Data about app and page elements
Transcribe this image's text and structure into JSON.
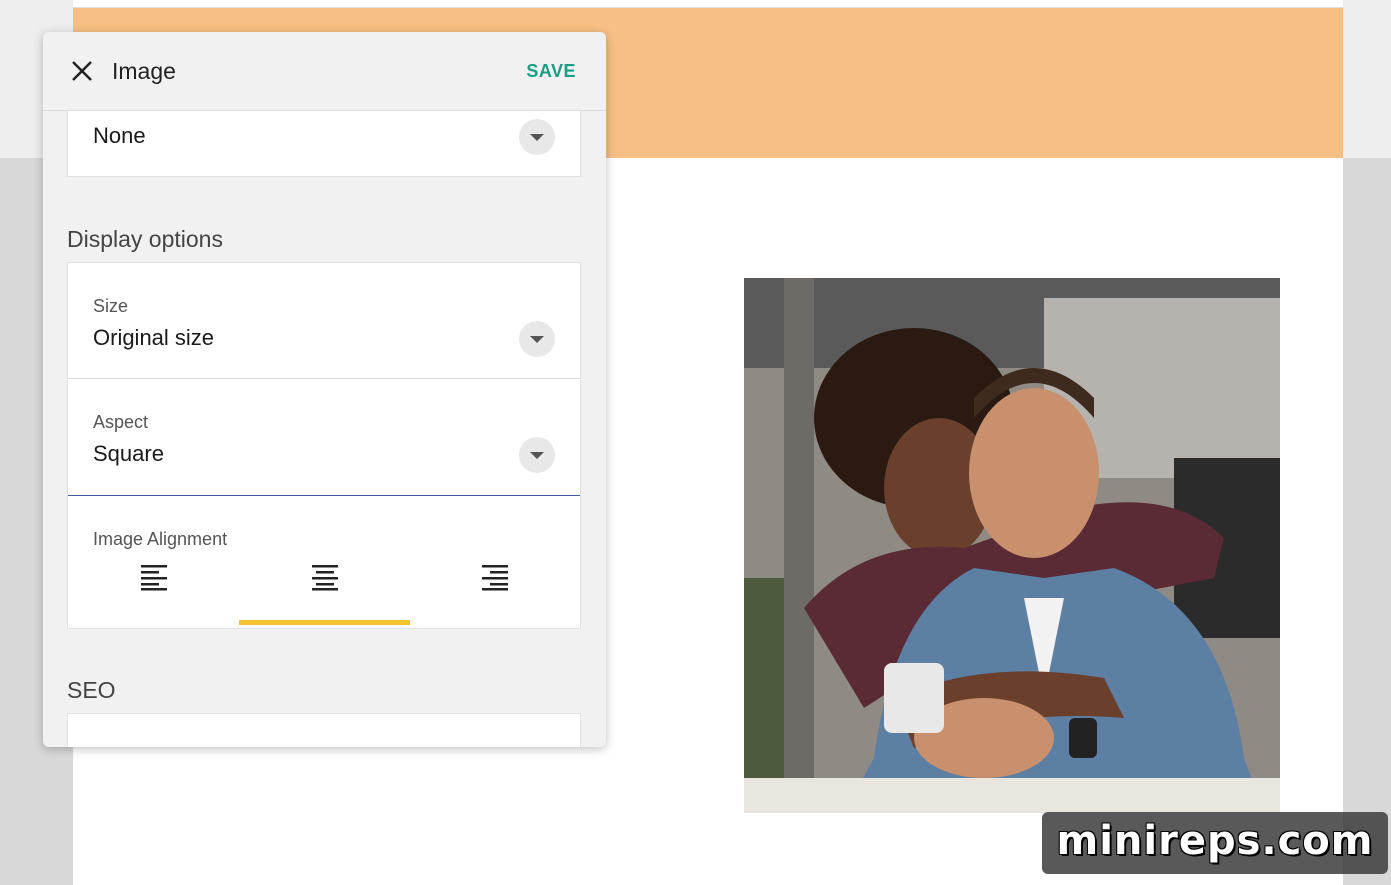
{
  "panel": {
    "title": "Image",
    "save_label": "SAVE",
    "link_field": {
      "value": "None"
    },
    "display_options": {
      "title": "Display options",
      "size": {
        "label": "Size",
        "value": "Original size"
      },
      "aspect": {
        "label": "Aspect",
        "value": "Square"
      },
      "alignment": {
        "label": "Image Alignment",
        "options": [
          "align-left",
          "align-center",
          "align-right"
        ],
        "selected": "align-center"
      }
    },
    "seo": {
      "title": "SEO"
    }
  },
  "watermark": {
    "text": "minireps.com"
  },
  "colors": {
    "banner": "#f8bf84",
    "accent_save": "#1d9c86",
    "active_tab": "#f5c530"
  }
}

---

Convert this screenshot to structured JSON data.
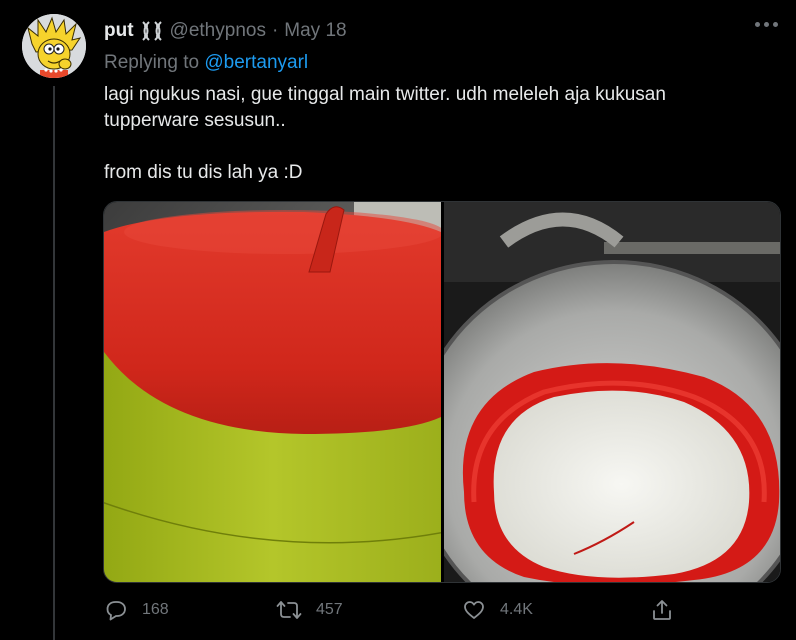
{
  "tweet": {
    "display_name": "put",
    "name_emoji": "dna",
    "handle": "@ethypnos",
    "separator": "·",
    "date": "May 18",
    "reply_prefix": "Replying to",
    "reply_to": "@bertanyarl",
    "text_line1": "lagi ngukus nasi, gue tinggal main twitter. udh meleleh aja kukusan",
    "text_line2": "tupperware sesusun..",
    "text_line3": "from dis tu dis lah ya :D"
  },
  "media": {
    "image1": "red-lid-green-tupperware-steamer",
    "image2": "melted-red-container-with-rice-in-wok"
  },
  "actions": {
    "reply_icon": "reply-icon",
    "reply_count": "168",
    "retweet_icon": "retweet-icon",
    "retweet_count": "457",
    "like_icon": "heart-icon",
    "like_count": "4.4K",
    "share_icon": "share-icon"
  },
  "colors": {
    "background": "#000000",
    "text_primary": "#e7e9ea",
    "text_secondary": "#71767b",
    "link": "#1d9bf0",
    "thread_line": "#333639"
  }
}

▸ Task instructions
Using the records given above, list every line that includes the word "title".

▸ Task response
    "title": "Image",
      "title": "Display options",
      "title": "SEO"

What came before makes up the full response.